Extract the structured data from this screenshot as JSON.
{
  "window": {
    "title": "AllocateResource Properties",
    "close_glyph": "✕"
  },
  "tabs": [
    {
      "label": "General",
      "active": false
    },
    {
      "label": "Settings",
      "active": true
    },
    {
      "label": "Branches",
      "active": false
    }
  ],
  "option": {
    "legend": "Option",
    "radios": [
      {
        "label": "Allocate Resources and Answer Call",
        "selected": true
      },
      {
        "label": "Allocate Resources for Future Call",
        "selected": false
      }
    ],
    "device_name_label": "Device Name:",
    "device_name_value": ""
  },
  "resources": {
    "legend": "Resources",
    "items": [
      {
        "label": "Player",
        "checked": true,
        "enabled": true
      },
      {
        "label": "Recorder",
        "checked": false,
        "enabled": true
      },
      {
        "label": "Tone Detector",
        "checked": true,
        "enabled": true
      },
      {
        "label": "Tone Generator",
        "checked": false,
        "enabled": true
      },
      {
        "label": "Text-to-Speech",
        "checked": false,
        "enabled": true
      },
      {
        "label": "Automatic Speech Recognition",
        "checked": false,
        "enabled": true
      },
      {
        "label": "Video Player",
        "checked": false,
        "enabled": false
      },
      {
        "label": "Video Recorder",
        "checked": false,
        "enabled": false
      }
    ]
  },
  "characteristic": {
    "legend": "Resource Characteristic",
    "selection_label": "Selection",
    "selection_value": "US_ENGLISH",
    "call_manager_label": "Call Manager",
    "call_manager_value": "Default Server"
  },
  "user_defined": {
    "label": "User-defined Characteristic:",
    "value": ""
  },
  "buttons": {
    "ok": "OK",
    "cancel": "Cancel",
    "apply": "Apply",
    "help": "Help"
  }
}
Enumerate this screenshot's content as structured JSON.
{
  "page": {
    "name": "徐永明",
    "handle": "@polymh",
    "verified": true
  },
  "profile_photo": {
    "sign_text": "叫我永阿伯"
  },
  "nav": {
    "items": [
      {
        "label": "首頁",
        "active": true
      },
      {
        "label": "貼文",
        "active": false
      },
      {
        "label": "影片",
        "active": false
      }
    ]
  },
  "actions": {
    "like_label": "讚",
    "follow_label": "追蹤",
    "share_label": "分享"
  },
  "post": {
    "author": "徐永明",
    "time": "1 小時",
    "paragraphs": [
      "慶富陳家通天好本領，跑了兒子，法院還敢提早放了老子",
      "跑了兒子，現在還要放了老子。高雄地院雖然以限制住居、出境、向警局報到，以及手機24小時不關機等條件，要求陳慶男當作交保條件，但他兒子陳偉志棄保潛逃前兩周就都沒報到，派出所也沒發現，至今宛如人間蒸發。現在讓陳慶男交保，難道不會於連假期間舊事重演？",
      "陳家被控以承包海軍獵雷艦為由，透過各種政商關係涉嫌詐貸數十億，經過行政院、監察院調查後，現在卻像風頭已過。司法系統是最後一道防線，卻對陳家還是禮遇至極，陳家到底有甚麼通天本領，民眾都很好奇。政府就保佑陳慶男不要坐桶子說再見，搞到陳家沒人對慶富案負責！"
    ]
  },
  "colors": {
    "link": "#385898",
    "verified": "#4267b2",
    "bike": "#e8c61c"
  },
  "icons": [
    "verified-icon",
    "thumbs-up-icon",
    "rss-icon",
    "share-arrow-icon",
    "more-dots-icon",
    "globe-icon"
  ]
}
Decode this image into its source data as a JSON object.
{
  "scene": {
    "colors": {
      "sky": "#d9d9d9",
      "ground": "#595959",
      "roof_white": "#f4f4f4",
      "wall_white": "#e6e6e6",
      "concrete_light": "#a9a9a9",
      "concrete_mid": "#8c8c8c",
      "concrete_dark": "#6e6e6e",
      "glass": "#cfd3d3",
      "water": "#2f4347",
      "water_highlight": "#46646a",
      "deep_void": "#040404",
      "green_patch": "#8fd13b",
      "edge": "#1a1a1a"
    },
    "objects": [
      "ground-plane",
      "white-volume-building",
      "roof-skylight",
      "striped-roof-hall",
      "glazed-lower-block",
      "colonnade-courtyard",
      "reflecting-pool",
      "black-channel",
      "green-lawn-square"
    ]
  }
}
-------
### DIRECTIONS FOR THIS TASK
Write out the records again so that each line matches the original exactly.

### SOLUTION TO THIS PROBLEM
Extract the structured data from this screenshot as JSON.
{
  "window": {
    "title": "AllocateResource Properties",
    "close_glyph": "✕"
  },
  "tabs": [
    {
      "label": "General",
      "active": false
    },
    {
      "label": "Settings",
      "active": true
    },
    {
      "label": "Branches",
      "active": false
    }
  ],
  "option": {
    "legend": "Option",
    "radios": [
      {
        "label": "Allocate Resources and Answer Call",
        "selected": true
      },
      {
        "label": "Allocate Resources for Future Call",
        "selected": false
      }
    ],
    "device_name_label": "Device Name:",
    "device_name_value": ""
  },
  "resources": {
    "legend": "Resources",
    "items": [
      {
        "label": "Player",
        "checked": true,
        "enabled": true
      },
      {
        "label": "Recorder",
        "checked": false,
        "enabled": true
      },
      {
        "label": "Tone Detector",
        "checked": true,
        "enabled": true
      },
      {
        "label": "Tone Generator",
        "checked": false,
        "enabled": true
      },
      {
        "label": "Text-to-Speech",
        "checked": false,
        "enabled": true
      },
      {
        "label": "Automatic Speech Recognition",
        "checked": false,
        "enabled": true
      },
      {
        "label": "Video Player",
        "checked": false,
        "enabled": false
      },
      {
        "label": "Video Recorder",
        "checked": false,
        "enabled": false
      }
    ]
  },
  "characteristic": {
    "legend": "Resource Characteristic",
    "selection_label": "Selection",
    "selection_value": "US_ENGLISH",
    "call_manager_label": "Call Manager",
    "call_manager_value": "Default Server"
  },
  "user_defined": {
    "label": "User-defined Characteristic:",
    "value": ""
  },
  "buttons": {
    "ok": "OK",
    "cancel": "Cancel",
    "apply": "Apply",
    "help": "Help"
  }
}
Enumerate this screenshot's content as structured JSON.
{
  "page": {
    "name": "徐永明",
    "handle": "@polymh",
    "verified": true
  },
  "profile_photo": {
    "sign_text": "叫我永阿伯"
  },
  "nav": {
    "items": [
      {
        "label": "首頁",
        "active": true
      },
      {
        "label": "貼文",
        "active": false
      },
      {
        "label": "影片",
        "active": false
      }
    ]
  },
  "actions": {
    "like_label": "讚",
    "follow_label": "追蹤",
    "share_label": "分享"
  },
  "post": {
    "author": "徐永明",
    "time": "1 小時",
    "paragraphs": [
      "慶富陳家通天好本領，跑了兒子，法院還敢提早放了老子",
      "跑了兒子，現在還要放了老子。高雄地院雖然以限制住居、出境、向警局報到，以及手機24小時不關機等條件，要求陳慶男當作交保條件，但他兒子陳偉志棄保潛逃前兩周就都沒報到，派出所也沒發現，至今宛如人間蒸發。現在讓陳慶男交保，難道不會於連假期間舊事重演？",
      "陳家被控以承包海軍獵雷艦為由，透過各種政商關係涉嫌詐貸數十億，經過行政院、監察院調查後，現在卻像風頭已過。司法系統是最後一道防線，卻對陳家還是禮遇至極，陳家到底有甚麼通天本領，民眾都很好奇。政府就保佑陳慶男不要坐桶子說再見，搞到陳家沒人對慶富案負責！"
    ]
  },
  "colors": {
    "link": "#385898",
    "verified": "#4267b2",
    "bike": "#e8c61c"
  },
  "icons": [
    "verified-icon",
    "thumbs-up-icon",
    "rss-icon",
    "share-arrow-icon",
    "more-dots-icon",
    "globe-icon"
  ]
}
Decode this image into its source data as a JSON object.
{
  "scene": {
    "colors": {
      "sky": "#d9d9d9",
      "ground": "#595959",
      "roof_white": "#f4f4f4",
      "wall_white": "#e6e6e6",
      "concrete_light": "#a9a9a9",
      "concrete_mid": "#8c8c8c",
      "concrete_dark": "#6e6e6e",
      "glass": "#cfd3d3",
      "water": "#2f4347",
      "water_highlight": "#46646a",
      "deep_void": "#040404",
      "green_patch": "#8fd13b",
      "edge": "#1a1a1a"
    },
    "objects": [
      "ground-plane",
      "white-volume-building",
      "roof-skylight",
      "striped-roof-hall",
      "glazed-lower-block",
      "colonnade-courtyard",
      "reflecting-pool",
      "black-channel",
      "green-lawn-square"
    ]
  }
}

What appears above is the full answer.